The aftermath of the Cold War fed the evermore expanding global interdependence of countries paving way to two conflicting theories in regards to international anarchy and governance. According to one observation anarchy is being over-ridden by an underpinning hierarchical system, where hegemony may be defined as ‘the ability of the most powerful to states to determine the nature of the society, and especially its practise’ (Watson 1997). This calls for a structural realist approach to international affairs as it assumes that all states move within the shadow of anarchy, the binding ground of politics. The function of international organisations is undermined as ineffective and unattainable therefore in the absence of a global authority states will always act in self-interest and international anarchy determines state actions fostering an inevitable conflict for power amongst them.
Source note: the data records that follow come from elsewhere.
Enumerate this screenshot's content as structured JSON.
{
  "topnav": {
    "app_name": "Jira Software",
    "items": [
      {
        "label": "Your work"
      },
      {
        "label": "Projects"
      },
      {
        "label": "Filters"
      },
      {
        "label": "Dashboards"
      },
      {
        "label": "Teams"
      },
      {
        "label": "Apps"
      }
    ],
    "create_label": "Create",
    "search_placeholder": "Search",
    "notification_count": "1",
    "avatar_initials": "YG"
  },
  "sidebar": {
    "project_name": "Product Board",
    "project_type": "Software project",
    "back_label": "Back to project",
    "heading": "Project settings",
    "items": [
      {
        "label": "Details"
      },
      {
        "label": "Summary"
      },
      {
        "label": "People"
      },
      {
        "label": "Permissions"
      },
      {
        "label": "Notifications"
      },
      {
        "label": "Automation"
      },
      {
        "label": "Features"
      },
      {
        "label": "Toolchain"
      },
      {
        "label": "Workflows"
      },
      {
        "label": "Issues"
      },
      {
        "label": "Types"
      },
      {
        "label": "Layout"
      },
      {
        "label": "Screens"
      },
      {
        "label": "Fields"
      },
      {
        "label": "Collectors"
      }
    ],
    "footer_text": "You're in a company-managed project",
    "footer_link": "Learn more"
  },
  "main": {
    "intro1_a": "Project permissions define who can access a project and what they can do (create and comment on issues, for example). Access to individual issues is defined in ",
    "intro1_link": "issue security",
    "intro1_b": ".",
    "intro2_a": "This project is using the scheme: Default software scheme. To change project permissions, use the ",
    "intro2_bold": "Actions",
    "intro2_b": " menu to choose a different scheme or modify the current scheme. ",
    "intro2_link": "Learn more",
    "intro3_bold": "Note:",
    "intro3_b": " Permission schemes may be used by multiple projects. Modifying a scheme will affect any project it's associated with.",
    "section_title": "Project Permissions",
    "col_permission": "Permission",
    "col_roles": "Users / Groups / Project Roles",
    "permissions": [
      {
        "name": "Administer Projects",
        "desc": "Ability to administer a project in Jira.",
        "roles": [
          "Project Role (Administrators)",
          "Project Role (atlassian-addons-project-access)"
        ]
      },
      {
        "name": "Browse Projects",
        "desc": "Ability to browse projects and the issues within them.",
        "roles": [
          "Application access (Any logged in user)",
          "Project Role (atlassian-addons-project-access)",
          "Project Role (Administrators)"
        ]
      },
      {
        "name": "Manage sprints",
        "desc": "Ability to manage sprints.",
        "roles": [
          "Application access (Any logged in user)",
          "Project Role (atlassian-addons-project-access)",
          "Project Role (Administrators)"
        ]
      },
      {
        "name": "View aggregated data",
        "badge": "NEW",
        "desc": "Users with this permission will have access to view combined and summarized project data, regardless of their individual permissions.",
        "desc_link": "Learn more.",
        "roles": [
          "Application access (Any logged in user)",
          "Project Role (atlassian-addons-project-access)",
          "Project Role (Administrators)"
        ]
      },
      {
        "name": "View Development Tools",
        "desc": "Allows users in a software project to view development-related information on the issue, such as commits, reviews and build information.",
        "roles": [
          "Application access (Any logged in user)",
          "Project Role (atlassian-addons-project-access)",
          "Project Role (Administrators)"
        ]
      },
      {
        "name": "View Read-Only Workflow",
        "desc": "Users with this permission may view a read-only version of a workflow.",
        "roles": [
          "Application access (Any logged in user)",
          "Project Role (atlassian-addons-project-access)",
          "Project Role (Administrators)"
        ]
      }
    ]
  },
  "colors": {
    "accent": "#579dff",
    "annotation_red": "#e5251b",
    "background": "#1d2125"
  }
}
The second view put forward after the Cold War does not rely on state hegemony as a means to limit anarchy but considers the world as becoming ever more anarchical by both single actors such as the USA and collective actors like the United Nations. This observation was enforced by the dismantlement of the bipolar system of hegemonic governance on behalf of the US and the Soviet Union which until then maintained global order. Rosenau considers both views which lead him to assume that the world has reached a phase of ‘post-internationalism’ in which ‘world politics unfold without the direct involvement of states’. There are countless types of anarchism, each of which differ greatly from the last. Anarchist schools of thought can range from supporting absolute collectivism to complete individualism!
Pierre-Joseph Proudhon was a French politician born in 1809. He was also the first person to call himself an anarchist and is therefore considered to be a key theorist in the field, some consider him so highly to call him the father of anarchism. His most popular work “What is Property? Or, an Inquiry into the Principle of Right and Government” (“Qu'est-ce que la propriété? Recherche sur le principe du droit et du gouvernement”) attracted the attention of Karl Marx, who then commenced a correspondence with Proudhon. The two met in Paris during Marx’s time in exile there and influenced each other’s’ ideas to some extent. Their friendship came to an end due to a dispute over one of Proudhon’s provocative works, “The System of Economic Contradictions, or The Philosophy of Poverty”.
In “The Confessions of a Revolutionary” Pierre-Joseph Proudhon boldly stated that “Anarchy is order without power”. This iconic phrase is said to have been inspirational to the anarchist circled-A symbol which today is one of the more popular graffiti seen.